ASSIGNED TASK:
All of the data that follows should be retyped exactly as it appears.
─── EXERCISE MATERIAL
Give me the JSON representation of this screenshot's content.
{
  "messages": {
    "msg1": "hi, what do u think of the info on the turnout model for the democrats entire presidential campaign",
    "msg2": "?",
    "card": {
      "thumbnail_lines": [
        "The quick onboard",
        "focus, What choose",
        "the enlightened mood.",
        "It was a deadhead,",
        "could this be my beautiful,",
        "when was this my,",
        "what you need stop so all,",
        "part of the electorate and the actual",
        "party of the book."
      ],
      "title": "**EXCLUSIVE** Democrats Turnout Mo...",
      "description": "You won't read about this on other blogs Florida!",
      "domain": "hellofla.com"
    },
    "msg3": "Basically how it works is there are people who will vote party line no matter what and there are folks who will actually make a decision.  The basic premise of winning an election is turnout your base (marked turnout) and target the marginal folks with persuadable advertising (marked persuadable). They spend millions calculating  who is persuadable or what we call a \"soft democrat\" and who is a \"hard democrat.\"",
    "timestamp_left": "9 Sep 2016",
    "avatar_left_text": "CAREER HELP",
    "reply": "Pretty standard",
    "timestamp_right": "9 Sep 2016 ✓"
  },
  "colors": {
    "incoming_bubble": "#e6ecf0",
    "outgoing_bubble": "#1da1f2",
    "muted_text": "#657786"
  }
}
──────
FINISHED TASK:
Give me the JSON representation of this screenshot's content.
{
  "messages": {
    "msg1": "hi, what do u think of the info on the turnout model for the democrats entire presidential campaign",
    "msg2": "?",
    "card": {
      "thumbnail_lines": [
        "The quick onboard",
        "focus, What choose",
        "the enlightened mood.",
        "It was a deadhead,",
        "could this be my beautiful,",
        "when was this my,",
        "what you need stop so all,",
        "part of the electorate and the actual",
        "party of the book."
      ],
      "title": "**EXCLUSIVE** Democrats Turnout Mo...",
      "description": "You won't read about this on other blogs Florida!",
      "domain": "hellofla.com"
    },
    "msg3": "Basically how it works is there are people who will vote party line no matter what and there are folks who will actually make a decision.  The basic premise of winning an election is turnout your base (marked turnout) and target the marginal folks with persuadable advertising (marked persuadable). They spend millions calculating  who is persuadable or what we call a \"soft democrat\" and who is a \"hard democrat.\"",
    "timestamp_left": "9 Sep 2016",
    "avatar_left_text": "CAREER HELP",
    "reply": "Pretty standard",
    "timestamp_right": "9 Sep 2016 ✓"
  },
  "colors": {
    "incoming_bubble": "#e6ecf0",
    "outgoing_bubble": "#1da1f2",
    "muted_text": "#657786"
  }
}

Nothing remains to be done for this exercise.